BEGIN Exercise materials

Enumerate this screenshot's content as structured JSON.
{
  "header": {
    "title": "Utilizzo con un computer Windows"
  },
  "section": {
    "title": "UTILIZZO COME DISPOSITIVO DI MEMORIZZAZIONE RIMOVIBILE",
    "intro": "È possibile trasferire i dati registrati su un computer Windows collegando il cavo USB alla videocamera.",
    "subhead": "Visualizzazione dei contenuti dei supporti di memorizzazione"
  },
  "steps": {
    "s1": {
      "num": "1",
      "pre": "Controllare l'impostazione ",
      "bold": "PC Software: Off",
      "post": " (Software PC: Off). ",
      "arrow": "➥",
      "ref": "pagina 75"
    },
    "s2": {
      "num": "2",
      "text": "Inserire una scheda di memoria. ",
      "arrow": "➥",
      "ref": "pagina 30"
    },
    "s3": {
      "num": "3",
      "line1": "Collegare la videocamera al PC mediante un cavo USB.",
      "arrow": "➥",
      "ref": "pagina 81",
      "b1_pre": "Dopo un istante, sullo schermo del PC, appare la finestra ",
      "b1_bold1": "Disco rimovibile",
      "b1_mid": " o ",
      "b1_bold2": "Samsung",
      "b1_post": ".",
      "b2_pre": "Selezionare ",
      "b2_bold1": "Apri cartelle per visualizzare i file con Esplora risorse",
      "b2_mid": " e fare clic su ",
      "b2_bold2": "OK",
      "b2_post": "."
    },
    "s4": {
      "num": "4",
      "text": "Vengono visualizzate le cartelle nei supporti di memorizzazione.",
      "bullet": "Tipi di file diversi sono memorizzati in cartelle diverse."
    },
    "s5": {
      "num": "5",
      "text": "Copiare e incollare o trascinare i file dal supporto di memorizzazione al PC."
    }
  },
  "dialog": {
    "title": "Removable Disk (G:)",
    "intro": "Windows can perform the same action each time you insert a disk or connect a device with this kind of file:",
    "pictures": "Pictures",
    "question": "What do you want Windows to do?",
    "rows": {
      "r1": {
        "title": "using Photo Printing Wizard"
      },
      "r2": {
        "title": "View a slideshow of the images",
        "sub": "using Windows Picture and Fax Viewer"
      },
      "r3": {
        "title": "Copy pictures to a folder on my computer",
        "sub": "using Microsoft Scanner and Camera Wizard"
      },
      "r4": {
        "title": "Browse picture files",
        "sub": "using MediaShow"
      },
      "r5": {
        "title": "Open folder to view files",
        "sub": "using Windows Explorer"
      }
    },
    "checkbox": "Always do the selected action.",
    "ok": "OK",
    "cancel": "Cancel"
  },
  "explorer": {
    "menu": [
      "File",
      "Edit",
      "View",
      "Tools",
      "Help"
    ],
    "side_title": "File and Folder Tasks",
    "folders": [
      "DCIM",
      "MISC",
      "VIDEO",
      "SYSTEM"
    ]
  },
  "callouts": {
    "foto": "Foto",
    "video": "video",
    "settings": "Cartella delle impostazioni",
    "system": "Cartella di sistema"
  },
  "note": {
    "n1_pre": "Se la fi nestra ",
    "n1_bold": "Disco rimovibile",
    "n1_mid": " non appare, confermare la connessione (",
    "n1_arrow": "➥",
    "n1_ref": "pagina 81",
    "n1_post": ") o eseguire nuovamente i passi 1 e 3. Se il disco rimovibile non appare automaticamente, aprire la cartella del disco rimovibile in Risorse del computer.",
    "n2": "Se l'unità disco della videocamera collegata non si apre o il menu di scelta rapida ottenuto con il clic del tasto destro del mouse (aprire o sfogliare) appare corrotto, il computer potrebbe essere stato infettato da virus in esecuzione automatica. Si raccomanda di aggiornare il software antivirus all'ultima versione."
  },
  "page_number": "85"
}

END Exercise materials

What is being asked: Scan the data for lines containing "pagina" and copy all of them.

Exercise output:
      "ref": "pagina 75"
      "ref": "pagina 30"
      "ref": "pagina 81",
    "n1_ref": "pagina 81",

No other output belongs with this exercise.